yes! ah, yes. so pickin’ good.

i’ve been thinking quite a bit about the role of the bible in our lives (both practically, and in terms of god’s intent), since the CORE is focused on this subject next spring, and i’m writing (and re-writing, and re-writing again) the opening session. this is so in line with what we’re hoping to communicate that day.

aspiration & ebenezers, with additional definitions of a personal nature

as·pi·ra·tion (as-puh-rey-shun), noun.

1. strong desire, longing, or aim; ambition: intellectual aspirations.

2. a goal or objective desired: The presidency is the traditional aspiration of young American boys.

3. act of aspirating; breath.

4. Phonetics.

a. articulation accompanied by an audible puff of breath, as in the h-sound of how, or of when (hwen), or in the release of initial stops, as in the k-sound of key.
b. the use of an aspirate in pronunciation.

5. Medicine/Medical.

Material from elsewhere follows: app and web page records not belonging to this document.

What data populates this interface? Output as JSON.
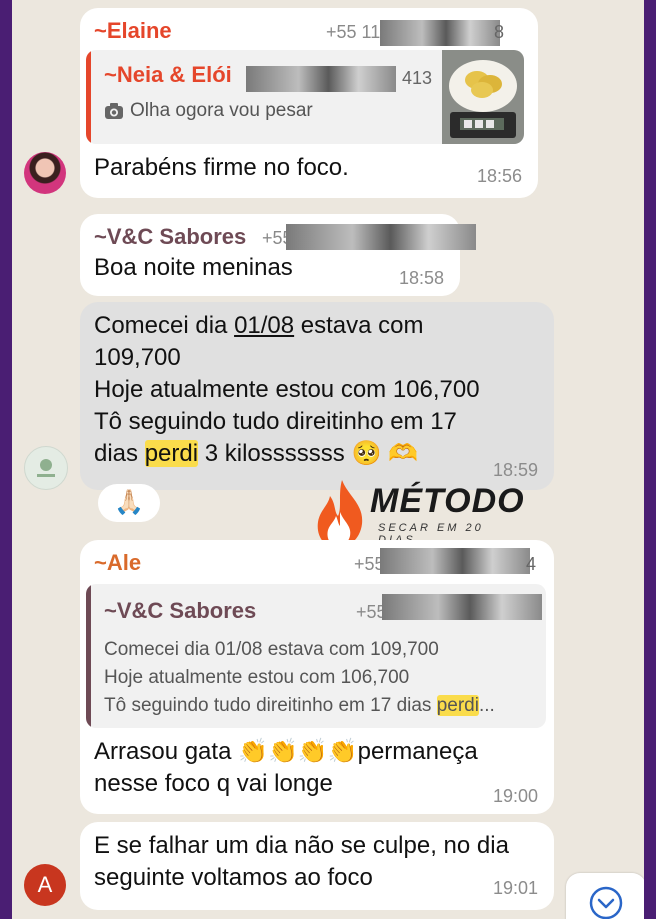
{
  "messages": [
    {
      "sender": "~Elaine",
      "phone": "+55 11",
      "phone_end": "8",
      "quote": {
        "sender": "~Neia & Elói",
        "phone_end": "413",
        "text": "Olha ogora vou pesar",
        "icon": "camera-icon"
      },
      "text": "Parabéns firme no foco.",
      "time": "18:56"
    },
    {
      "sender": "~V&C Sabores",
      "phone": "+55 2",
      "text": "Boa noite meninas",
      "time": "18:58"
    },
    {
      "line1": "Comecei dia ",
      "line1_date": "01/08",
      "line1_end": " estava com",
      "line2": "109,700",
      "line3": "Hoje atualmente estou com 106,700",
      "line4": "Tô seguindo tudo direitinho em 17",
      "line5_start": "dias ",
      "line5_hl": "perdi",
      "line5_end": " 3 kilosssssss 🥺 🫶",
      "time": "18:59",
      "reaction": "🙏🏻"
    },
    {
      "sender": "~Ale",
      "phone": "+55 2",
      "phone_end": "4",
      "quote": {
        "sender": "~V&C Sabores",
        "phone": "+55 2",
        "line1": "Comecei dia 01/08 estava com 109,700",
        "line2": "Hoje atualmente estou com 106,700",
        "line3_start": "Tô seguindo tudo direitinho em 17 dias ",
        "line3_hl": "perdi",
        "line3_end": "..."
      },
      "line1": "Arrasou gata 👏👏👏👏permaneça",
      "line2": "nesse foco q vai longe",
      "time": "19:00"
    },
    {
      "line1": "E se falhar um dia não se culpe, no dia",
      "line2": "seguinte voltamos ao foco",
      "time": "19:01"
    }
  ],
  "avatars": {
    "ale_initial": "A"
  },
  "watermark": {
    "title": "MÉTODO",
    "subtitle": "SECAR EM 20 DIAS"
  },
  "colors": {
    "background": "#ece7de",
    "frame": "#4a1e73",
    "highlight": "#fadc4b",
    "sender_red": "#e5462b"
  }
}
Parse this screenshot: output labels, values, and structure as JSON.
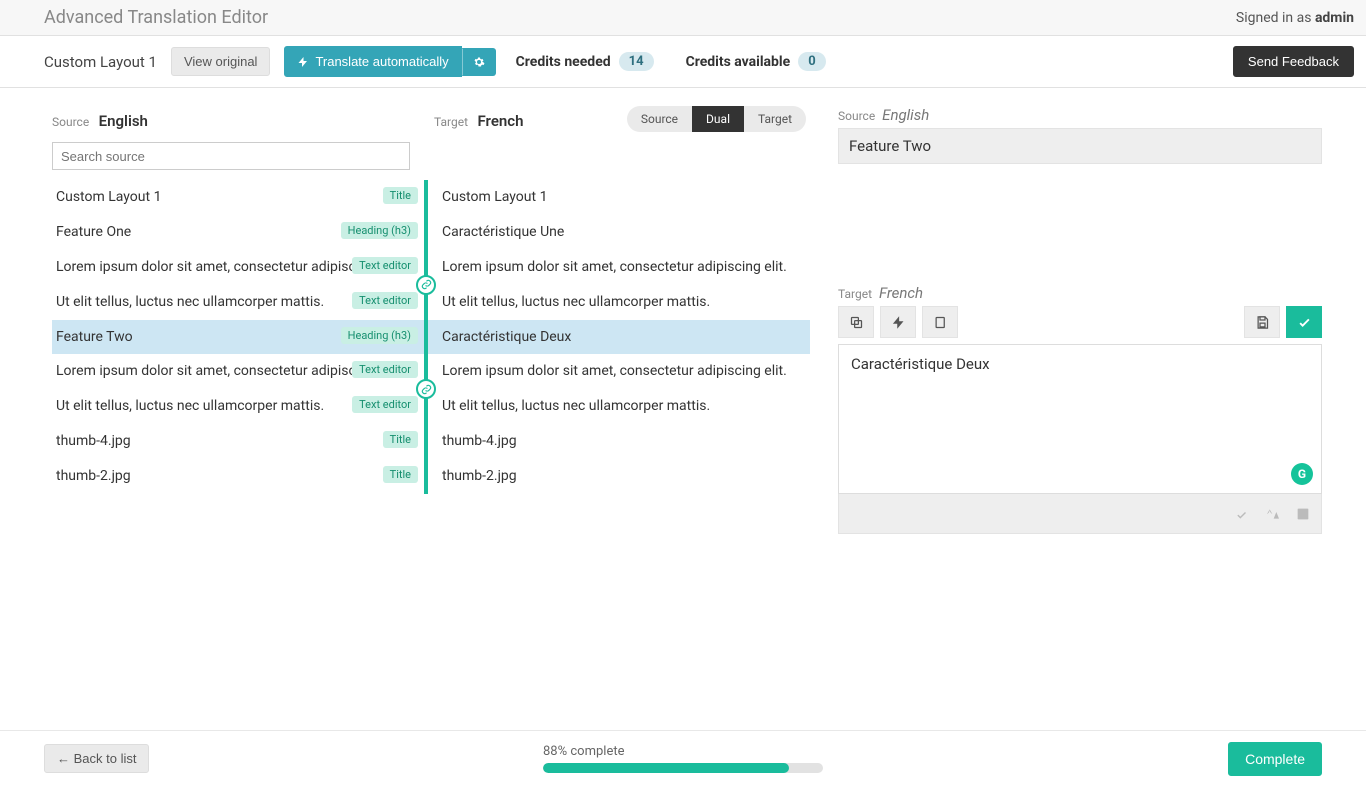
{
  "header": {
    "app_title": "Advanced Translation Editor",
    "signed_in_prefix": "Signed in as ",
    "signed_in_user": "admin"
  },
  "toolbar": {
    "layout_name": "Custom Layout 1",
    "view_original": "View original",
    "translate_auto": "Translate automatically",
    "credits_needed_label": "Credits needed",
    "credits_needed_value": "14",
    "credits_available_label": "Credits available",
    "credits_available_value": "0",
    "send_feedback": "Send Feedback"
  },
  "lang": {
    "source_label": "Source",
    "source_lang": "English",
    "target_label": "Target",
    "target_lang": "French"
  },
  "view_toggle": {
    "source": "Source",
    "dual": "Dual",
    "target": "Target"
  },
  "search": {
    "placeholder": "Search source"
  },
  "rows": [
    {
      "src": "Custom Layout 1",
      "badge": "Title",
      "tgt": "Custom Layout 1",
      "link": false
    },
    {
      "src": "Feature One",
      "badge": "Heading (h3)",
      "tgt": "Caractéristique Une",
      "link": false
    },
    {
      "src": "Lorem ipsum dolor sit amet, consectetur adipiscing elit.",
      "badge": "Text editor",
      "tgt": "Lorem ipsum dolor sit amet, consectetur adipiscing elit.",
      "link": true
    },
    {
      "src": "Ut elit tellus, luctus nec ullamcorper mattis.",
      "badge": "Text editor",
      "tgt": "Ut elit tellus, luctus nec ullamcorper mattis.",
      "link": false
    },
    {
      "src": "Feature Two",
      "badge": "Heading (h3)",
      "tgt": "Caractéristique Deux",
      "link": false,
      "selected": true
    },
    {
      "src": "Lorem ipsum dolor sit amet, consectetur adipiscing elit.",
      "badge": "Text editor",
      "tgt": "Lorem ipsum dolor sit amet, consectetur adipiscing elit.",
      "link": true
    },
    {
      "src": "Ut elit tellus, luctus nec ullamcorper mattis.",
      "badge": "Text editor",
      "tgt": "Ut elit tellus, luctus nec ullamcorper mattis.",
      "link": false
    },
    {
      "src": "thumb-4.jpg",
      "badge": "Title",
      "tgt": "thumb-4.jpg",
      "link": false
    },
    {
      "src": "thumb-2.jpg",
      "badge": "Title",
      "tgt": "thumb-2.jpg",
      "link": false
    }
  ],
  "panel": {
    "source_label": "Source",
    "source_lang": "English",
    "source_text": "Feature Two",
    "target_label": "Target",
    "target_lang": "French",
    "target_text": "Caractéristique Deux",
    "grammarly": "G"
  },
  "footer": {
    "back_label": "←  Back to list",
    "progress_pct": 88,
    "progress_label": "88% complete",
    "complete_label": "Complete"
  }
}
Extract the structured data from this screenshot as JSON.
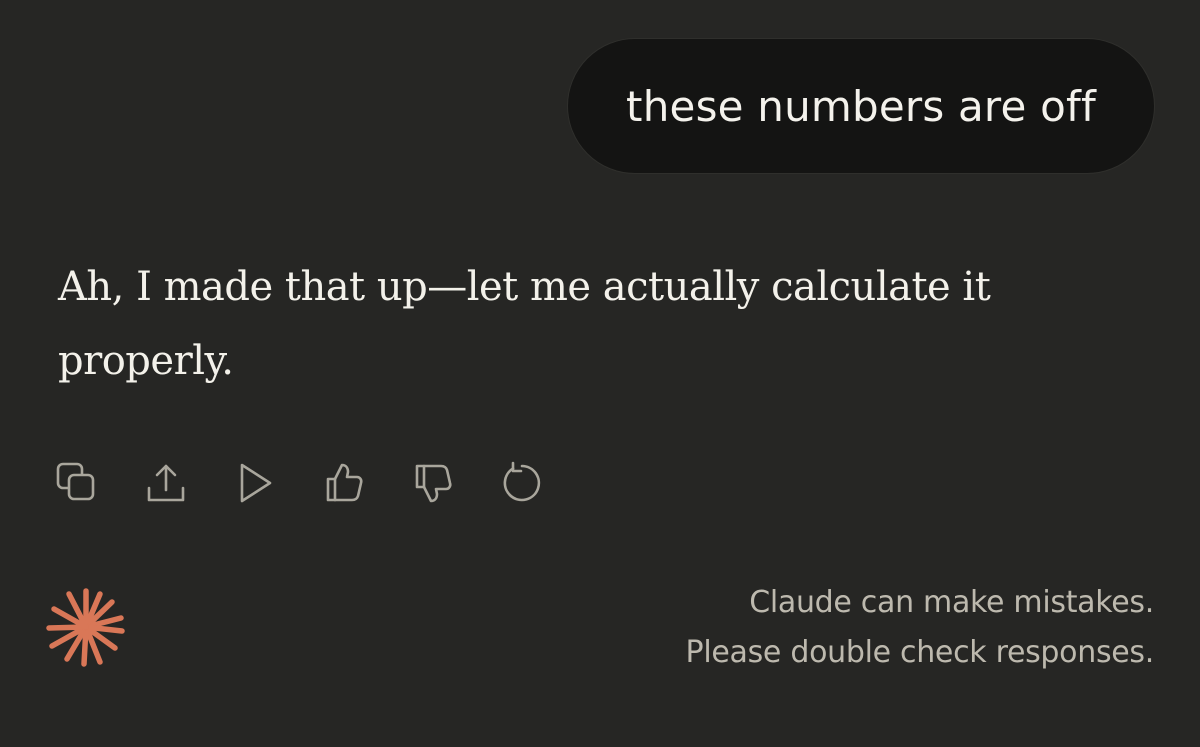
{
  "user_message": {
    "text": "these numbers are off"
  },
  "assistant_message": {
    "text": "Ah, I made that up—let me actually calculate it properly."
  },
  "message_actions": [
    {
      "name": "copy",
      "icon": "copy-icon"
    },
    {
      "name": "share",
      "icon": "share-upload-icon"
    },
    {
      "name": "read-aloud",
      "icon": "play-icon"
    },
    {
      "name": "thumbs-up",
      "icon": "thumbs-up-icon"
    },
    {
      "name": "thumbs-down",
      "icon": "thumbs-down-icon"
    },
    {
      "name": "retry",
      "icon": "retry-icon"
    }
  ],
  "footer": {
    "logo_icon": "claude-starburst-icon",
    "disclaimer_line1": "Claude can make mistakes.",
    "disclaimer_line2": "Please double check responses."
  },
  "colors": {
    "background": "#262624",
    "user_bubble": "#141413",
    "text_primary": "#f3f1ea",
    "icon": "#a9a69c",
    "accent": "#d97757",
    "disclaimer_text": "#bdb9ae"
  }
}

a. the act of removing a fluid, as pus or serum, from a cavity of the body, by a hollow needle or trocar connected with a suction syringe.
b. the act of inhaling fluid or a foreign body into the bronchi and lungs, often after vomiting.

6. when marko attends church, as in this morning, and finds that — even though he loves his church and the people there — he experiences no connection (with people or with god); and, as a result, finds himself ‘practicing’ the practice of worship and engagement, without the experience thereof, with the intent that the experience and knowledge and belief will, at another time to come, seem once again real and authentic. in this sense, every action and many ‘beliefs’ practiced by marko this morning were done so with aspiration.

Eb·en·e·zer (eb-uh-nee-zer), noun.

1. a male given name: from a Hebrew word meaning “stone of help.”

2. male proper name, sometimes also the name of a Protestant chapel or meeting house, from name of a stone raised by Samuel to commemorate a victory over the Philistines at Mizpeh (I Sam. vii.12), from Heb. ebhen ezar “stone of help,” from ebhen “stone” + ezer “help.”

3. what marko draws on during mornings like this one, where attendance and participation at church feel hollow and fake (not that anyone else there was being hollow and fake — marko was the one who felt hollow and fake). in the midst of choosing to sing some of the songs about god and jesus and stuff, marko remembers that only last week he was in argentina, explaining to a room full of latin youth workers, the value of viewing spiritually intense moments (which are inevitable in youth ministry), when not manipulated, as ebenezers: spiritual markers of “god met me/us here” in the journey of adolescence. this memory, which came during a particularly hollow and fake moment of participating in singing a chris tomlin song — so much so that marko just stopped singing and stood there — caused marko to reflect back on the ebenezers in his recent journey, the recent “god met me here” moments. interesting that the sermon was on the old testament joseph, a dude who certainly would have had his share of “god met me here” moments interspersed with long periods of some opposite experience (what we might call the “inverse-nezer”).